What’s the Sound of Personhood?

Thomas’ parents had not been sure, since his brain injury, if he recognized them or even sensed their presence. Lying in a hospital bed he looked like a typical 12-year-old boy. If it weren’t for the constellation of cables hooked up to various large machines, it’d be easy to imagine him napping on a weekend afternoon after roughhousing with the neighborhood kids.

Only Thomas didn’t move, and hadn’t for two years. He suffered from a brain injury that left him profoundly disabled. He was incontinent, unable to eat, speak, gesture, or breathe on his own, and dependent on round-the-clock medical care. His parents realized they couldn’t give him the care he needed at home. This is how Thomas came to be in the Holland Bloorview Kids Rehabilitation Hospital in Toronto, Canada, in a hybrid unit that serves

You're reading a preview, sign up to read more.

More from Nautilus

Nautilus6 min readPsychology
Why Did Witch Hunts Go Viral?
It’s hard to make sense of witch hunts. Many people of early modern Europe and colonial America seemed to have genuinely believed that witches posed a serious threat.

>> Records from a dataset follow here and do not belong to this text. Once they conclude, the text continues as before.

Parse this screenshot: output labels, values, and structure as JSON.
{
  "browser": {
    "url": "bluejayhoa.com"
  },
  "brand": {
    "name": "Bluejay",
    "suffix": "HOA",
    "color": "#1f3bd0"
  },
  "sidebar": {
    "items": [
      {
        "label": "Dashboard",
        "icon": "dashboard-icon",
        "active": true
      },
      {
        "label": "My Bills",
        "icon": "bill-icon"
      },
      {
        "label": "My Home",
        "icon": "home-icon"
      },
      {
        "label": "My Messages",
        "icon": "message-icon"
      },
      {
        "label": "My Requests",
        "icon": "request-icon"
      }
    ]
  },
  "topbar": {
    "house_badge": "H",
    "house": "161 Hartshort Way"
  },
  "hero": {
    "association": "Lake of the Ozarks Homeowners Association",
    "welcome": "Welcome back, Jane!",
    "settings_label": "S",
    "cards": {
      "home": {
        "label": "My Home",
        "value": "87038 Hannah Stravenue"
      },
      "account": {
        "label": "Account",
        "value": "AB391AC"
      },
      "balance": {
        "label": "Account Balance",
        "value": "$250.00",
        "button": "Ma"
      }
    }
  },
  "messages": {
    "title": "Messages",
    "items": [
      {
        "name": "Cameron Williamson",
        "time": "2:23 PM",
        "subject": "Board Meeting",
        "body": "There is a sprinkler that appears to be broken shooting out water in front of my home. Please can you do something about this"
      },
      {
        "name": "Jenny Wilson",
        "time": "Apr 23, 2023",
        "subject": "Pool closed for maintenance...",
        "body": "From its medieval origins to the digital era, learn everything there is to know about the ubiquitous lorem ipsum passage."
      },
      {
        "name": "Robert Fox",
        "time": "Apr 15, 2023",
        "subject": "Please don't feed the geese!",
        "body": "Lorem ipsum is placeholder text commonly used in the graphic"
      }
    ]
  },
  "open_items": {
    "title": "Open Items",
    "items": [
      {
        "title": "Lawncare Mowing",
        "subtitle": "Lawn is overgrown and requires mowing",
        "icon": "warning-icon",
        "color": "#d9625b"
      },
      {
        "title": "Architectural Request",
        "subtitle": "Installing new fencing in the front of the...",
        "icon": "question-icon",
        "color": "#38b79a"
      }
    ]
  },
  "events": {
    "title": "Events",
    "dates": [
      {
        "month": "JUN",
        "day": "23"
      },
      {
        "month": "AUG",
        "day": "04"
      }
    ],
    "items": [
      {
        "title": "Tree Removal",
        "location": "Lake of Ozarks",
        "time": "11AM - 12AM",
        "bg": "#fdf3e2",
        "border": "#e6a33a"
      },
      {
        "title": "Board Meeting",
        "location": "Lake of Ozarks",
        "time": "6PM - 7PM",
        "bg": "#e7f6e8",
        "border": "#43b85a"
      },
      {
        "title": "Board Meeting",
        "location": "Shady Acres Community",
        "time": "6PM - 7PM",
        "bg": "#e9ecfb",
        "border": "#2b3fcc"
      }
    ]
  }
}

But if witch trials—like the ones in Salem, Massachusetts, and in European communit
Nautilus5 min read
Physicists Peer Inside a Fireball of Quantum Matter
Reprinted with permission from Quanta Magazine’s Abstractions blog. A gold wedding band will melt at around 1,000 degrees Celsius and vaporize at about 2,800 degrees, but these changes are just the beginning of what can happen to matter. Crank up the
Nautilus12 min read
The Flawed Reasoning Behind the Replication Crisis: It’s time to change the way uncertainty is quantified.
Here are three versions of the same story: 1. In the fall of 1996, Sally Clark, an English solicitor in Manchester, gave birth to an apparently healthy baby boy who died suddenly when he was 11 weeks old. She was still recovering from the traumatic i